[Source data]

────

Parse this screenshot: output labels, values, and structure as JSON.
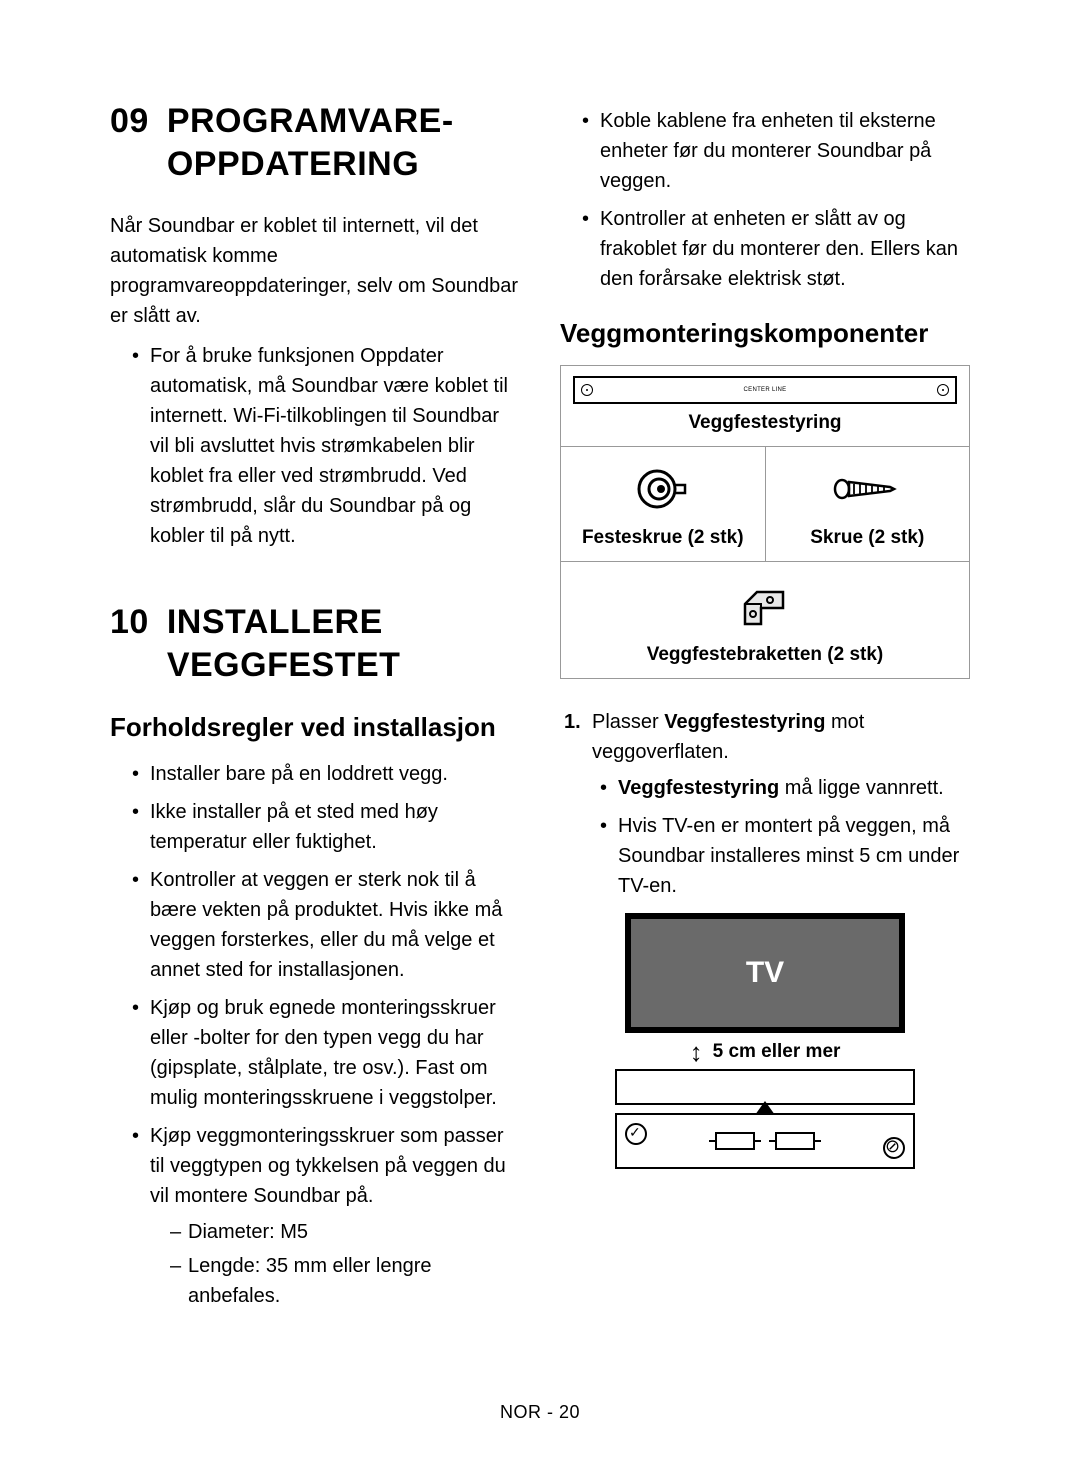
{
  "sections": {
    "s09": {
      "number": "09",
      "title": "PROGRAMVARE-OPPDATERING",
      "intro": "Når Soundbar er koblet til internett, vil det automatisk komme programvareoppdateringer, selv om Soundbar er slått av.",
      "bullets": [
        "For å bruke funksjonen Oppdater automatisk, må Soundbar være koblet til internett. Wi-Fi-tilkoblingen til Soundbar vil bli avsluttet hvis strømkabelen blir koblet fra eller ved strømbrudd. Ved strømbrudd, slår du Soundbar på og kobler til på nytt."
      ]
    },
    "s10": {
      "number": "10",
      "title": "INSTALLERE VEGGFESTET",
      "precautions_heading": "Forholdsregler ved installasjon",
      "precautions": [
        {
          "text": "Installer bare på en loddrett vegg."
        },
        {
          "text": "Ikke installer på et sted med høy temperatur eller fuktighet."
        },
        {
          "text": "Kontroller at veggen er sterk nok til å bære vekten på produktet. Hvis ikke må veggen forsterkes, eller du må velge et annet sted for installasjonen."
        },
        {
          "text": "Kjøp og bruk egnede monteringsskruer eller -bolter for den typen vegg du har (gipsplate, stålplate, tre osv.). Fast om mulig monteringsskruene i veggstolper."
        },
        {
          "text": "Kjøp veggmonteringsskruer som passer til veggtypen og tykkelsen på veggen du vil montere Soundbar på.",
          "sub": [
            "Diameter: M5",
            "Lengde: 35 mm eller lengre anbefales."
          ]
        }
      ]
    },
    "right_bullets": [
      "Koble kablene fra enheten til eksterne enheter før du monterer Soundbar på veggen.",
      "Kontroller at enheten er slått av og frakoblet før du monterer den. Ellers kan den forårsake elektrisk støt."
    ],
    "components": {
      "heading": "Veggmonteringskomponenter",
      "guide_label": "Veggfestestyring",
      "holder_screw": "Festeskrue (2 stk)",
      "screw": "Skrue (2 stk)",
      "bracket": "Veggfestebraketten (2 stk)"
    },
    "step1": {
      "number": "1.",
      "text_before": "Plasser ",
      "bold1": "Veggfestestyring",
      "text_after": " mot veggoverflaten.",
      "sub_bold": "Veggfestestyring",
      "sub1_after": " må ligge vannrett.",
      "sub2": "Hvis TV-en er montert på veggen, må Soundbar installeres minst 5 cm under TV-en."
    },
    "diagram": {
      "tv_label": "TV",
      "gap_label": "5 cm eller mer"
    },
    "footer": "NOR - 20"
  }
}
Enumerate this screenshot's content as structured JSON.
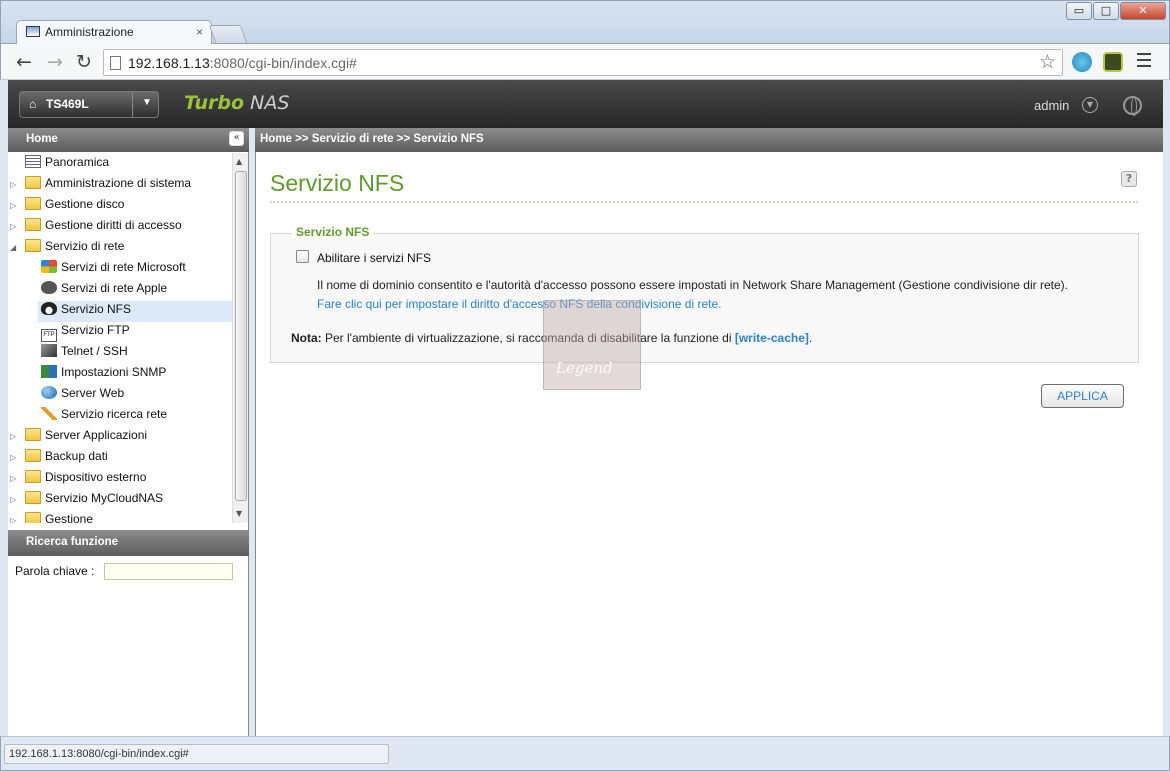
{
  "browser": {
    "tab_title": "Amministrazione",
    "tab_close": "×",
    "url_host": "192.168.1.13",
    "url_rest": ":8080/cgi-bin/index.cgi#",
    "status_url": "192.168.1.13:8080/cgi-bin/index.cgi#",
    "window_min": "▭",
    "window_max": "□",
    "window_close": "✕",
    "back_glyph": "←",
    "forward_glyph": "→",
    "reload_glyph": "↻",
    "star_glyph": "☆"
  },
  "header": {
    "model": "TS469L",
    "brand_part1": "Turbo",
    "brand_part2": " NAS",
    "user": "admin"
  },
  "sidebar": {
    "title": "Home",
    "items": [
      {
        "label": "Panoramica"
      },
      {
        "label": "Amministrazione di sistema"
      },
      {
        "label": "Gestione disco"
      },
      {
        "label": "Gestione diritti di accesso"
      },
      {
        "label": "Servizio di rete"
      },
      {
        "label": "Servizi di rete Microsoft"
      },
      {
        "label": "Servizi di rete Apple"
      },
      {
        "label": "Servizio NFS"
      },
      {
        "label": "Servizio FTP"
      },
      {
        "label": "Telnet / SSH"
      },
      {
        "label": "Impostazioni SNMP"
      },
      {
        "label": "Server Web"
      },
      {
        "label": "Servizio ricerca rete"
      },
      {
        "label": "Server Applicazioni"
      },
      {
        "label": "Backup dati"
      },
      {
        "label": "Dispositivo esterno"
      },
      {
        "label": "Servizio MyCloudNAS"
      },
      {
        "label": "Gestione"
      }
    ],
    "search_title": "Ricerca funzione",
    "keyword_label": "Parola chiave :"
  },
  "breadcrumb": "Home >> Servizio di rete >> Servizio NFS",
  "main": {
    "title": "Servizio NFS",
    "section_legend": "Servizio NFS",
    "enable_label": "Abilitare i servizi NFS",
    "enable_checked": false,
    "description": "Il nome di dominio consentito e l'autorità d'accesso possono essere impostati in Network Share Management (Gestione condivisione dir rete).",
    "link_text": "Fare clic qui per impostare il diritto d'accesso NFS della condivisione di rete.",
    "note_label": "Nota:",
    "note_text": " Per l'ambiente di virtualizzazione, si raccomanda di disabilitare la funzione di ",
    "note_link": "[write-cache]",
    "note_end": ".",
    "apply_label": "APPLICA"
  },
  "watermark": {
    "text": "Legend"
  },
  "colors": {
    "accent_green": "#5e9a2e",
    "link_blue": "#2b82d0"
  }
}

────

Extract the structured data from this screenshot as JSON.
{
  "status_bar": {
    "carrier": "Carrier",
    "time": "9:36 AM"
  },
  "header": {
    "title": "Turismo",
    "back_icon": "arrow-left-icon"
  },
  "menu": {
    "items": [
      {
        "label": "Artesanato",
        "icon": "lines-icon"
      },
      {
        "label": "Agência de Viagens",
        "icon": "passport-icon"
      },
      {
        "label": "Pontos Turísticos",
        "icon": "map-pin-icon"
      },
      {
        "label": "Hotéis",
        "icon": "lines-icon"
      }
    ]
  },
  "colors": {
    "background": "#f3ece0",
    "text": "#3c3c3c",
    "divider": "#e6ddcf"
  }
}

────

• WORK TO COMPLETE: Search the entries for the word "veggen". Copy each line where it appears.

• TASK ANSWER:
          "text": "Kontroller at veggen er sterk nok til å bære vekten på produktet. Hvis ikke må veggen forsterkes, eller du må velge et annet sted for installasjonen."
          "text": "Kjøp veggmonteringsskruer som passer til veggtypen og tykkelsen på veggen du vil montere Soundbar på.",
      "Koble kablene fra enheten til eksterne enheter før du monterer Soundbar på veggen.",
      "sub2": "Hvis TV-en er montert på veggen, må Soundbar installeres minst 5 cm under TV-en."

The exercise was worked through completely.